MATERIAL SUPPLIED
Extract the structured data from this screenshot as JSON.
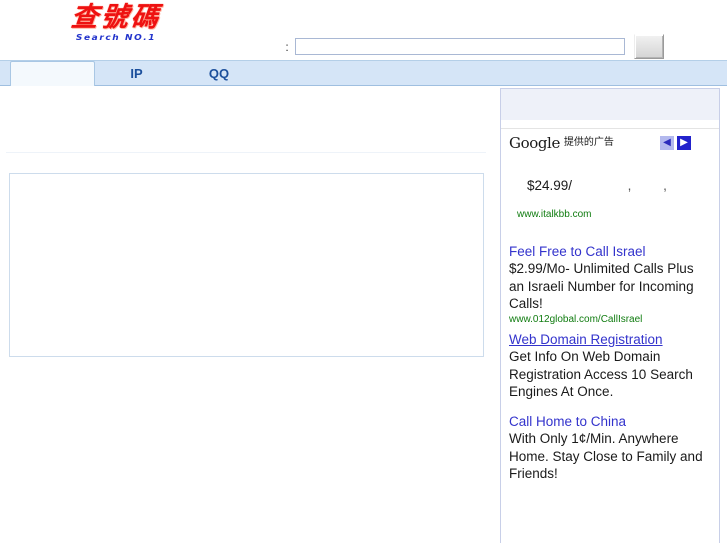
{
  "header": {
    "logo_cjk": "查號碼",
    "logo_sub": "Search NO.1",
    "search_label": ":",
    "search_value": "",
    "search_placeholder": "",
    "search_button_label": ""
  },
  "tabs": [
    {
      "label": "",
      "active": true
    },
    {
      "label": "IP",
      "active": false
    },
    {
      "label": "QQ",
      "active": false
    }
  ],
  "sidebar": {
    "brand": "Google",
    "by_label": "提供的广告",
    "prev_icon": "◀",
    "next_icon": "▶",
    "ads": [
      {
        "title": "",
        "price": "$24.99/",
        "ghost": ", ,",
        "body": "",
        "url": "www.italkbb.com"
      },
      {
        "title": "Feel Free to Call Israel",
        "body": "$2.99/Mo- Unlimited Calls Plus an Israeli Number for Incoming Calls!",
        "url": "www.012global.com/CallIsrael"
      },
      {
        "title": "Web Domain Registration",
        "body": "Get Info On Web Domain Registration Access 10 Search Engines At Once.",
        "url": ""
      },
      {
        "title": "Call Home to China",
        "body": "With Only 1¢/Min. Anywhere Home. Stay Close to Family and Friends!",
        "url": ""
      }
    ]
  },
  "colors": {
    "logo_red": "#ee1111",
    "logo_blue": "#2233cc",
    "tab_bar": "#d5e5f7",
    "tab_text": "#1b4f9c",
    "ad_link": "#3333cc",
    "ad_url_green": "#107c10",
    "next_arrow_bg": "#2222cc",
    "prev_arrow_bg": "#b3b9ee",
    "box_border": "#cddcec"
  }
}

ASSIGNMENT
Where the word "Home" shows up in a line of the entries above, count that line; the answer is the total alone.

RESULT
2